*** Block opens ***

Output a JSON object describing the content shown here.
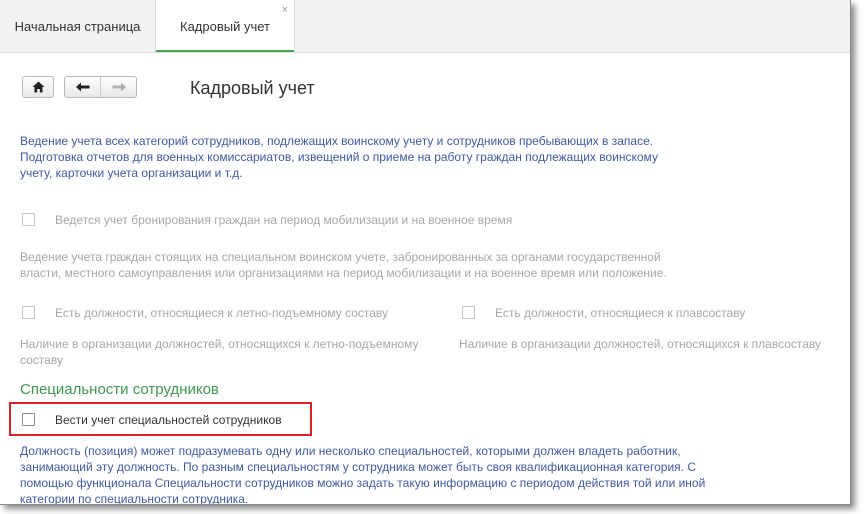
{
  "tabs": [
    {
      "label": "Начальная страница"
    },
    {
      "label": "Кадровый учет",
      "close": "×"
    }
  ],
  "page": {
    "title": "Кадровый учет"
  },
  "intro_text": [
    "Ведение учета всех категорий сотрудников, подлежащих воинскому учету и сотрудников пребывающих в запасе.",
    "Подготовка отчетов для военных комиссариатов, извещений о приеме на работу граждан подлежащих воинскому",
    "учету, карточки учета организации и т.д."
  ],
  "reservation": {
    "checkbox_label": "Ведется учет бронирования граждан на период мобилизации и на военное время",
    "checked": false,
    "description": [
      "Ведение учета граждан стоящих на специальном воинском учете, забронированных за органами государственной",
      "власти, местного самоуправления или организациями на период мобилизации и на военное время или положение."
    ]
  },
  "flight_crew": {
    "checkbox_label": "Есть должности, относящиеся к летно-подъемному составу",
    "checked": false,
    "description": [
      "Наличие в организации должностей, относящихся к летно-подъемному",
      "составу"
    ]
  },
  "sea_crew": {
    "checkbox_label": "Есть должности, относящиеся к плавсоставу",
    "checked": false,
    "description": [
      "Наличие в организации должностей, относящихся к плавсоставу"
    ]
  },
  "specialties": {
    "section_title": "Специальности сотрудников",
    "checkbox_label": "Вести учет специальностей сотрудников",
    "checked": false,
    "description": [
      "Должность (позиция) может подразумевать одну или несколько специальностей, которыми должен владеть работник,",
      "занимающий эту должность. По разным специальностям у сотрудника может быть своя квалификационная категория. С",
      "помощью функционала Специальности сотрудников можно задать такую информацию с периодом действия той или иной",
      "категории по специальности сотрудника."
    ]
  },
  "colors": {
    "link_blue": "#3c5aa7",
    "section_green": "#3c9a4d",
    "disabled_gray": "#a7a7a7",
    "highlight_red": "#e02020",
    "active_tab_underline": "#44a853"
  },
  "icons": [
    "home-icon",
    "back-arrow-icon",
    "forward-arrow-icon",
    "close-icon"
  ]
}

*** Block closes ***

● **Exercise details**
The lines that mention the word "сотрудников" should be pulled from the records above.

● **Answer to this problem**
    "Ведение учета всех категорий сотрудников, подлежащих воинскому учету и сотрудников пребывающих в запасе.",
    "section_title": "Специальности сотрудников",
    "checkbox_label": "Вести учет специальностей сотрудников",
      "помощью функционала Специальности сотрудников можно задать такую информацию с периодом действия той или иной",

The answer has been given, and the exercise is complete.